Mattison was the DC for the entire dismal Davie era, a stretch of five years from 1997 to 2001. The NCAA database kicks in in '99, so we can provide (most of) the 1,000 foot view for his last three years:
|Year||School||Rush D||Pass D||Pass Eff D||Total D||Scoring D|
[The 1999 stats don't have pass yardage D but we can surmise from the other numbers it was Not Good.]
At the time ND was playing legitimately brutal schedules—have fun storming Nebraska and Tennessee, kids—and in 2001 Davie saddled Mattison with the 110th-ranked offense in the country, so that last bit is something of an achievement. Caveat: it's hard to tell exactly how much influence Mattison had since Davie was a DC before he ascended to the top chair but given their respective career arcs it seems reasonable to assume it was Mattison doing the good things.

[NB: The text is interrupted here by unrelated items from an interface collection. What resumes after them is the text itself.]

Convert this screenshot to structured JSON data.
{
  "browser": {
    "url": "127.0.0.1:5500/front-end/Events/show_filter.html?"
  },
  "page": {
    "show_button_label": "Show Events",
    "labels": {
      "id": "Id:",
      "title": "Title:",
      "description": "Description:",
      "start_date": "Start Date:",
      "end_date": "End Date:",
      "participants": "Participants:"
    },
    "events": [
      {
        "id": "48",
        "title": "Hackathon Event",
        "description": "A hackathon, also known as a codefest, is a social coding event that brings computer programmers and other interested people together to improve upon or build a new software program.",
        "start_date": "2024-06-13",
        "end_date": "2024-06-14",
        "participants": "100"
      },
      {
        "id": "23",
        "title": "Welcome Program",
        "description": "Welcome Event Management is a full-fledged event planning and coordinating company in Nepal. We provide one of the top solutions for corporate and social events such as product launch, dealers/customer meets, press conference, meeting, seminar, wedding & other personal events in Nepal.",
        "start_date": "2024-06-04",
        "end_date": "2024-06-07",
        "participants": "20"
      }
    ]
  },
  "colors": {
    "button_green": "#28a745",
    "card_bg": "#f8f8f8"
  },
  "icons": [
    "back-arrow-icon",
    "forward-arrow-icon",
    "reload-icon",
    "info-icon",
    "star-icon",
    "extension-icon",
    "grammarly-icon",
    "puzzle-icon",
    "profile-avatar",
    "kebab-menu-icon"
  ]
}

When Davie got broomed the next year Mattison was kept on but demoted to DL coach, where he remained until Ty Willingham got the axe. This could have been curtains for his career but instead he moved to Florida, where he operated as a co-DC with Charlie Strong. The rankings from that stretch:
|Year||School||Rush D||Pass D||Pass Eff D||Total D||Scoring D|
You may remember the '07 Florida defense from such bowl games as "Aargh You Could Have Been Doing This For Years." That season Florida's untenably young secondary spent the season getting toasted tasty-crisp; the next year they'd recover en route to a national title, finishing 9th in total D.
Mattison was in the NFL by then. He left Florida for to be the Ravens' LB coach and was quickly promoted from that spot when Rex Ryan left to coach the Jets after his first year. In both his seasons as Ravens DC Mattison's charges finished 4th in DVOA, an advanced metric from Football Outsiders that adjusts for schedule strength and other vagaries. That's actually a tiny step back from Ryan's tenure, when the Ravens were second, fifth, and first in the league in defensive DVOA, so that wasn't exactly a rebuilding job.
In fact, most of Mattison's career as a DC consists of him walking into established situations and maintaining high levels of play for brief periods of time. The exception is his run at Notre Dame, where there were obviously some things very wrong that Mattison (and/or Davie, but again career arcs) repaired as the Fighting Irish footbaw era drew to a close. He's never walked into Chernobyl and walked out with an extra arm for ass-kickin'.
That and a couple of years here and there where his defenses weren't at least good are about the only knocks. He toiled in the ND salt mines forever and when Willingham's staff got fired he got a promotion at Florida; he then was the instant choice in Baltimore despite only being around one year. Both the circumstantial evidence and number suggest that Mattison is for real and the kind of A-list hire that Michigan sorely needed after the GERG/surprise-3-3-5 era.
Greg Mattison is not a man with a stuffed beaver.
BONUS CONSPIRACY THEORY: Hoke hired Mattison just to fire him after this year. Mattison leaves Michigan: national title. Mattison leaves Notre Dame: BCS game after being terrible. Mattison leaves Florida: national title. Put your money on the Ravens next year.